Somatic cell genome editing (SCGE) has remarkable promise to transform our therapeutic toolbox for heart
failure due to Titin truncation variants (TTNtvs). However, despite having the knowledge of the pathogenic
TTNtvs, their molecular consequences, and SCGE technologies including CRISPR genome editing and
transcriptional activation to target TTNtvs, the lack of in vivo studies using humanized TTNtv animal models has
hindered clinical development. There remain key knowledge gaps limiting SCGE development for TTNtvs
including the lack of a systematic examination of the proportion of TTNtv alleles and cardiomyocytes that need
to be corrected for clinical benefit, and the toxicology profile of SCGE enzymes and delivery systems including
genotoxicity and immunogenicity. Our long-term goal is to develop SCGE for heart failure patients. While in vitro
studies to evaluate the efficacy and safety of SCGE editors and delivery systems such as by utilizing human
engineered heart tissues (EHTs) are important, they do not replace the need for animal model studies that
recapitulate the complex pathophysiology of heart failure. Guided by our comprehensive preliminary data and
unique reagents including SCGE components functionally validated in TTNtv EHTs, humanized Ttntv mice and

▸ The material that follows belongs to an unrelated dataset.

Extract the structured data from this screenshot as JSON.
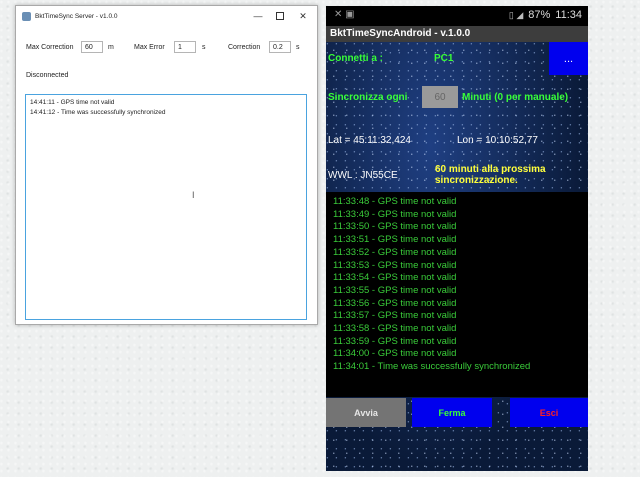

cardiotropic adeno-associated viruses; our 1-year study will include two Specific Aims to determine efficacy and
safety of 1) TTNtv reading frame repair and 2) TTN transcriptional activation in a humanized Ttntv mouse.
Execution of these Aims will provide editing thresholds, safety, and toxicity for two SCGE approaches to treat
TTNtvs that we expect will serve as a resource for the broader scientific community.